15 Feb – East Scotia Ridge expedition blog – week 5

Gravity core being deployed at night off South Georgia

Methane-rich sediments off South Georgia

The sediments just offshore Bird Island, South Georgia are rich in gases such as methane. We sampled this site last year on our way to the South Sandwich Islands and now have returned to complete our study of this area. We have just 24 hours to collect mud from the surface and longer tubes of sediment and to carry out of a survey of the seafloor using acoustic techniques and video. All hands to the deck for this last burst of activity before we return to Punta Arenas.

Rachel Mills and Clare Woulds examining the black mud collected by the megacorer

The gravity corer collects long tubes of mud, this one has a six-metre-long metal barrel which is powered into the sediment by the large weight on the top of the corer. The mud here is very compressible because it is gas rich and the sediment inside the barrel is rather distorted by this technique. The megacorer, however, collects the upper sediment without disturbing the mud properties and allows us to extract the gassy fluids and sieve out the burrowing fauna. The biologists count and archive the different species present in this amazingly high abundance, diverse Antarctic environment.

This is our last sampling site of our expedition. We have travelled over 5000-km on our voyage around the Southern Ocean and still have 2000-km, seven day passage back to Punta Arenas across the Drake Passage.

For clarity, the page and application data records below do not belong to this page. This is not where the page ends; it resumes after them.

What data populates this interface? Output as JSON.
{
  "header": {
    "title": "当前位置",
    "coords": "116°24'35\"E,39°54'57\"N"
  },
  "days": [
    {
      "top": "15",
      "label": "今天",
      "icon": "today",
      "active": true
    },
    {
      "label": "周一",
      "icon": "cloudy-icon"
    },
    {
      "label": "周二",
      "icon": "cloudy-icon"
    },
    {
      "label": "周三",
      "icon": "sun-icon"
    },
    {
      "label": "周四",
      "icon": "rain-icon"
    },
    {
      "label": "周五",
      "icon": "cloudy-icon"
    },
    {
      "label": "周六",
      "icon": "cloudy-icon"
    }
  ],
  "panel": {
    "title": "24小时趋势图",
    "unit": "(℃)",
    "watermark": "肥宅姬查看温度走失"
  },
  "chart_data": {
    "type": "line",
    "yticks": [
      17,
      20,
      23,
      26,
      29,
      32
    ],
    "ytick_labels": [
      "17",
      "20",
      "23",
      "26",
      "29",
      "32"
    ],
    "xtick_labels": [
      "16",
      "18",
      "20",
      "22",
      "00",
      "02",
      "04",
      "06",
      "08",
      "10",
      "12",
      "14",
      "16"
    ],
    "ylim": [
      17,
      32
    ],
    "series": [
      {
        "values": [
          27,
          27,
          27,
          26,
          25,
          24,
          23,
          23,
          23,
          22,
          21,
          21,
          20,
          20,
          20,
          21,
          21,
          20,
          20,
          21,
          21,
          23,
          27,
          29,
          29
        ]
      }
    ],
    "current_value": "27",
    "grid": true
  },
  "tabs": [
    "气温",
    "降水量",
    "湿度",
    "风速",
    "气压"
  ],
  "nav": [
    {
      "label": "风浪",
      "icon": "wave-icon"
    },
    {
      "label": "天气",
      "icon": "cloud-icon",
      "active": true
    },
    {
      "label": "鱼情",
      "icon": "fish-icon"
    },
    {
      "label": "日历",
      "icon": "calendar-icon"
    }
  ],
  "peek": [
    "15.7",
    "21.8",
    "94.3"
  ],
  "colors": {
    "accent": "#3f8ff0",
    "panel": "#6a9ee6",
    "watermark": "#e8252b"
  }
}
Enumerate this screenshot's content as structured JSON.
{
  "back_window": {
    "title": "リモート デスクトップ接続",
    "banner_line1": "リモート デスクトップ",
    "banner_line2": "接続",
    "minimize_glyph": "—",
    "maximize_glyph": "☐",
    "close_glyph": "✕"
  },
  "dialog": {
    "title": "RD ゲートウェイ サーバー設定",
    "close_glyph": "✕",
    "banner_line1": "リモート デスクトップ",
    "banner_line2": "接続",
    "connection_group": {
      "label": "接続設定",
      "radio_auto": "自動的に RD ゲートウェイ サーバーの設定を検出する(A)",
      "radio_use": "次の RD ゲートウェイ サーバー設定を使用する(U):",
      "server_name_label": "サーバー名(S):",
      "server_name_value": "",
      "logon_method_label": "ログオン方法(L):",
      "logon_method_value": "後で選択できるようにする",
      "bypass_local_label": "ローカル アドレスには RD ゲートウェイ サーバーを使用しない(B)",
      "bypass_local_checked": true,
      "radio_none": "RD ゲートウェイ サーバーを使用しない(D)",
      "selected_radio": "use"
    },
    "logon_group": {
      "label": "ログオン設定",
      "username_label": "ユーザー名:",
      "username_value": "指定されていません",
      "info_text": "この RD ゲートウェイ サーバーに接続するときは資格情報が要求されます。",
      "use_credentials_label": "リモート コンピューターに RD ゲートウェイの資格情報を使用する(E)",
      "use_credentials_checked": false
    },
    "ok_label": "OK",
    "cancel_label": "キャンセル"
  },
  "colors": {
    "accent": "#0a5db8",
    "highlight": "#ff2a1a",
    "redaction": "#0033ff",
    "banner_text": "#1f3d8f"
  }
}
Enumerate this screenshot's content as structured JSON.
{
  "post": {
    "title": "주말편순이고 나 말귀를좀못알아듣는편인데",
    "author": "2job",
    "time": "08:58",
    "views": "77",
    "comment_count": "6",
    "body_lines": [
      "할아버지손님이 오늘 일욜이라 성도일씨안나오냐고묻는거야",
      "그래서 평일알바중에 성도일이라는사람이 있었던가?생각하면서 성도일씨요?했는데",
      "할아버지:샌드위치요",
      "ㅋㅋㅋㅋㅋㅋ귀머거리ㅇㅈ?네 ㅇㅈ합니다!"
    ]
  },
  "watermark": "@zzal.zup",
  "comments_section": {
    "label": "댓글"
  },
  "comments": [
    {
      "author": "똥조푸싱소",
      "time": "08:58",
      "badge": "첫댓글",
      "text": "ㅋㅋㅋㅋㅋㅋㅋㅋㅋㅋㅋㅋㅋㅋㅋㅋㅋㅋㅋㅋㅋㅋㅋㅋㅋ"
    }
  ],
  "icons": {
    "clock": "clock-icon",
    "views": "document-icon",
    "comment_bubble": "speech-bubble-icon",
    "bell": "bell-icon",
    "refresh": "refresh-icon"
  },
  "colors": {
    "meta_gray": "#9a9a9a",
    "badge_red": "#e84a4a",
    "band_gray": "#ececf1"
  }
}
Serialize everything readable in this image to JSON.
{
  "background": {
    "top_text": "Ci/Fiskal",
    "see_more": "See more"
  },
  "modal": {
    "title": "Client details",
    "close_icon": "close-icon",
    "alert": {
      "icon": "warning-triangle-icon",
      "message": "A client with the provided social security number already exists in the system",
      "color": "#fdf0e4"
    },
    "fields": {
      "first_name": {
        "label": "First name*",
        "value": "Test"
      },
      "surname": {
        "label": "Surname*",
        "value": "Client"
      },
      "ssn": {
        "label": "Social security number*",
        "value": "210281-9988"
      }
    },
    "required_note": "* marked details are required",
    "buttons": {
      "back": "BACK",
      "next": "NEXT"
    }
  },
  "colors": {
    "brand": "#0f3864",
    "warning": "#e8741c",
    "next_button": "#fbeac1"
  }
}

For more details on our voyage and links for Schools see www.thesearethevoyages.net/jc55.